* What is required:
Each line that includes "words" must be copied from the records.
── Records provided ──
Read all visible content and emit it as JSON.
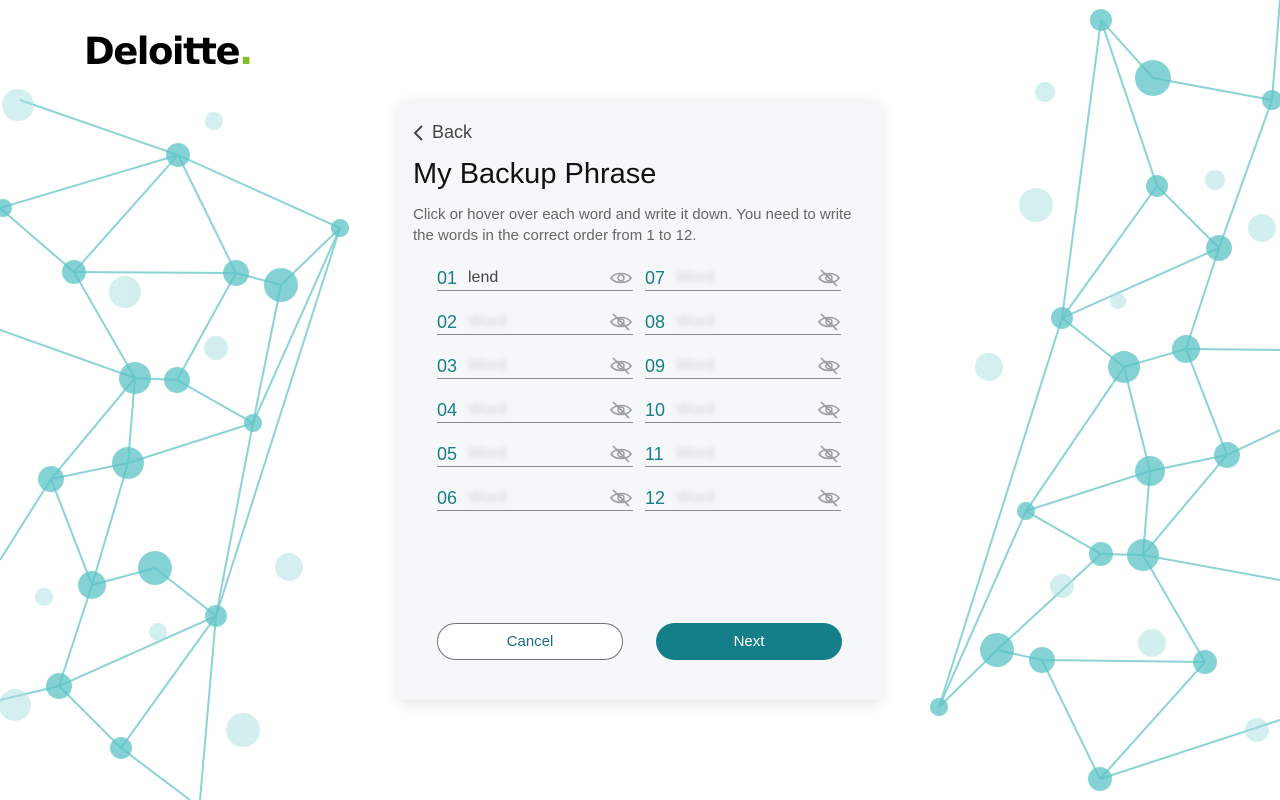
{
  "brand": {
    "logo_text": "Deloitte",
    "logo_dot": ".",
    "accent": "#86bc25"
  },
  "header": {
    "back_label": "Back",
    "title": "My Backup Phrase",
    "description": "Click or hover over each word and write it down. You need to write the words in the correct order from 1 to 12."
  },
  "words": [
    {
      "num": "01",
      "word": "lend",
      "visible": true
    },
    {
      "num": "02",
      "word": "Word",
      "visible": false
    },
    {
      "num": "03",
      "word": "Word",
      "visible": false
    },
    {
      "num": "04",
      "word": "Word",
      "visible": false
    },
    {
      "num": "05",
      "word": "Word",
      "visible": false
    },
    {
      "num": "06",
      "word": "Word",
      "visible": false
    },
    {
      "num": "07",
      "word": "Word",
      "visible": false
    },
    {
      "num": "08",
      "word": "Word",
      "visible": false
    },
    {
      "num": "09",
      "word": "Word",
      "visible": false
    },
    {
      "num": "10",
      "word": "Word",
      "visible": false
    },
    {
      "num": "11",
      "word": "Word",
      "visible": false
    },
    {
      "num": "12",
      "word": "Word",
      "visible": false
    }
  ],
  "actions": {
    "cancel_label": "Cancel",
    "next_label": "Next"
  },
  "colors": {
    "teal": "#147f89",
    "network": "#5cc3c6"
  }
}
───
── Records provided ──
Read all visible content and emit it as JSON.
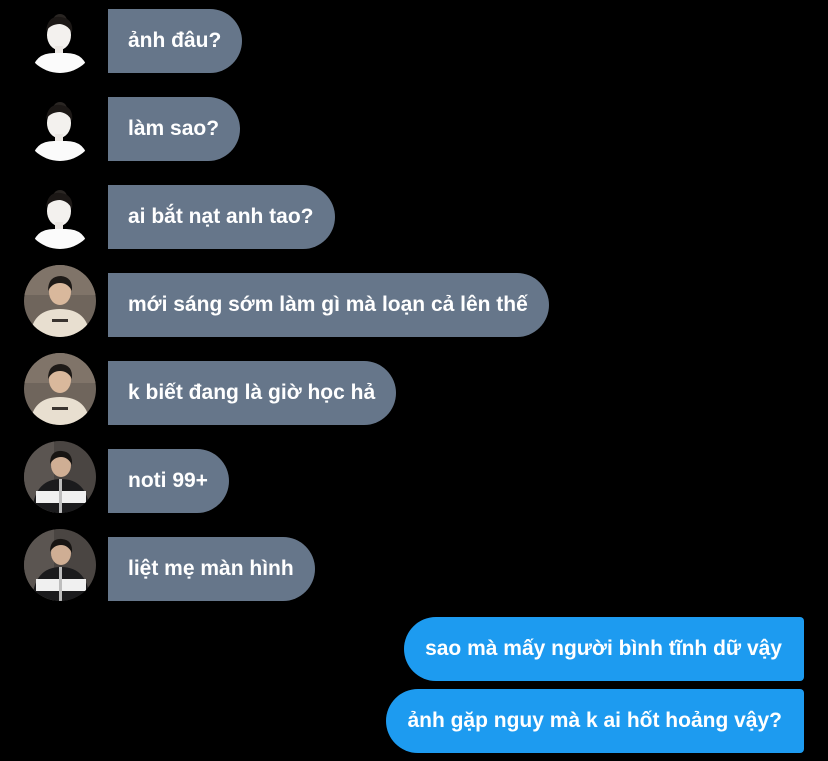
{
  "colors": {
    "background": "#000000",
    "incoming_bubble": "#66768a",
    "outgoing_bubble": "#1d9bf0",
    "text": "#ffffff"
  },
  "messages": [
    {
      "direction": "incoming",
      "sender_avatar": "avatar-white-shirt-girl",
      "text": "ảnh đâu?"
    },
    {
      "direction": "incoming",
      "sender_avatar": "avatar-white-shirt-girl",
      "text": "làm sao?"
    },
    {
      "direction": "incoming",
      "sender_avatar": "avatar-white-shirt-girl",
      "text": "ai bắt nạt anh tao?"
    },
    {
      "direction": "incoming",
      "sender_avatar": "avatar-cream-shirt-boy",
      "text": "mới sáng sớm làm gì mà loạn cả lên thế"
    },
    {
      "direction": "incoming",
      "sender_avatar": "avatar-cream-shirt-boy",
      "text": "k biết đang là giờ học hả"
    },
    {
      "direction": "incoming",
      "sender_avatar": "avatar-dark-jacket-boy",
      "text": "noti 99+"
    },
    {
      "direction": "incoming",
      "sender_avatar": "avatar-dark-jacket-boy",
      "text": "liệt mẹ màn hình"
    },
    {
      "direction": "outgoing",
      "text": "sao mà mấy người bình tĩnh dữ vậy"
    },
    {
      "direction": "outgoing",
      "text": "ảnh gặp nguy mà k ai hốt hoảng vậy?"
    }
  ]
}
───
* Answer area:
    "description": "Click or hover over each word and write it down. You need to write the words in the correct order from 1 to 12."
  "words": [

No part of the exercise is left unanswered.